Ross has always fancied himself as a bit of a futurist. He loves thinking about where technology will take us and what new tech might be on the horizon. He is also a generalist when it comes to tech and considers research and development as a hobby.
Ross took lead on the tech, identifying the coolest tech and trends. Lois would then research the planned or imagined usage to translate the details and build them into the plot. We’d discuss the capabilities and brainstorm the interactions which could tell the story.
Why does this story mean so much to you?
We both feel strongly about providing children with the best opportunities for a successful and joyful life. Having seen firsthand the generational cycle abuse can develop, we chose to propose a grander proposition. Technology gets a bad reputation, especially for entertainment purposes. We’d rather plant the concepts for positive uses of tech. Sci-Fi is good for that purpose, i.e. cellphones, Google Earth, etc. Why not spark someone to create a Moral Operating System and a prime imperative of helping kids?
What do you hope readers take away from the book?
What can each one of us do to participate in making our communities (local and global) better places?
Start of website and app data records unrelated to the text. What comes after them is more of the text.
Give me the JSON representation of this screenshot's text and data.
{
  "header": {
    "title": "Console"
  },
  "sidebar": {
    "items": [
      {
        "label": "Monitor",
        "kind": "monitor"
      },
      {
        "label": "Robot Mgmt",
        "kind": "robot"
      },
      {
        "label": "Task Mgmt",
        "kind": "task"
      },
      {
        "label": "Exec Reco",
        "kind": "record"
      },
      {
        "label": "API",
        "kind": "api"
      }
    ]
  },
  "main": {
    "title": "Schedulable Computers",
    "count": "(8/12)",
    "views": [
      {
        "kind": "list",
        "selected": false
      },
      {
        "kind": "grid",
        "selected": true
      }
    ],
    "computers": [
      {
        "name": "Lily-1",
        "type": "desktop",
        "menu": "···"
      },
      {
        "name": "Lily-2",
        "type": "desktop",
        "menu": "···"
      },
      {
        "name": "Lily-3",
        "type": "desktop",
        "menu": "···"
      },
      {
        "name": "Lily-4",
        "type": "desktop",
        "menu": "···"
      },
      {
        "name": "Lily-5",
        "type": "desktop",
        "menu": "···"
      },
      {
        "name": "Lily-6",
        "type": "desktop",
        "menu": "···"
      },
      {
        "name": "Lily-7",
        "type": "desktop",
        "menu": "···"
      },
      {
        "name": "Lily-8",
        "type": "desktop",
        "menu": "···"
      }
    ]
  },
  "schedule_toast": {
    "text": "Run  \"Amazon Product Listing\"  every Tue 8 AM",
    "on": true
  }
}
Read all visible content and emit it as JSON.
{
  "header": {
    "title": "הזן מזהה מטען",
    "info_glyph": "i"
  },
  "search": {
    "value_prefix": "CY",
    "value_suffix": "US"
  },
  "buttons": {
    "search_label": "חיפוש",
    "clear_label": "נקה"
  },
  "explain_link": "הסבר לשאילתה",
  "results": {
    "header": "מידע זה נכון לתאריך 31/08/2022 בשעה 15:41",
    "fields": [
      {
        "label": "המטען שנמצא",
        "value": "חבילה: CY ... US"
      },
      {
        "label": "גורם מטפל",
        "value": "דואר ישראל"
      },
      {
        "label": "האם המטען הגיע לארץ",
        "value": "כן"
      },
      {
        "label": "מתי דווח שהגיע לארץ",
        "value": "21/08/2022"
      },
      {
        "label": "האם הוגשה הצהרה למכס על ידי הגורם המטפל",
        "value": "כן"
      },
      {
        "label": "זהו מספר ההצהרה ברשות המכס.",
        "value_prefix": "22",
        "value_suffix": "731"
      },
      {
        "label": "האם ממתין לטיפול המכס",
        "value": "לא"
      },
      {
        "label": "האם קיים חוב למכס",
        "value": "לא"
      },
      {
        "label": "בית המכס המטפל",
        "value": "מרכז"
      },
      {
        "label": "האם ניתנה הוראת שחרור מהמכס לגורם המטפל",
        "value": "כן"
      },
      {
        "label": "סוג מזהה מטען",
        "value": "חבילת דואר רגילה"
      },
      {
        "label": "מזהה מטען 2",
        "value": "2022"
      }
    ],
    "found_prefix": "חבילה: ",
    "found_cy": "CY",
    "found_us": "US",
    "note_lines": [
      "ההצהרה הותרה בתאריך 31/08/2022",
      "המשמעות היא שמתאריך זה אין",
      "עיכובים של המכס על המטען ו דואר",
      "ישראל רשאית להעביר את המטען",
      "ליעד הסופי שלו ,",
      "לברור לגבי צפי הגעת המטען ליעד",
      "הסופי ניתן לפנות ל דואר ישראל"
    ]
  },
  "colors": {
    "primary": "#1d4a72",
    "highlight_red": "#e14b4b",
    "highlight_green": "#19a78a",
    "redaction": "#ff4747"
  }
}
What are we afraid of and how can we bust past that fear? We challenge people to find ways to break the cycle of abuse negatively affecting kids. Invent and create in whatever medium you prefer — it might lead somewhere amazing.
What projects are you working on next?
Lois is working on a new novel exploring the power of women supporting each other.
Ross is building a robotics startup for the landscaping industry and will continue to do research into AI and robotics.
A former award-winning journalist with national exposure, Marissa now oversees the day-to-day operation of the Books Forward author branding and book marketing firm, along with our indie publishing support sister company Books Fluent.
Born and bred in Louisiana, currently living in New Orleans, she has lived and developed a strong base for our company and authors in Chicago and Nashville. Her journalism work has appeared in USA Today, National Geographic and other major publications. She is now interviewed by media on best practices for book marketing.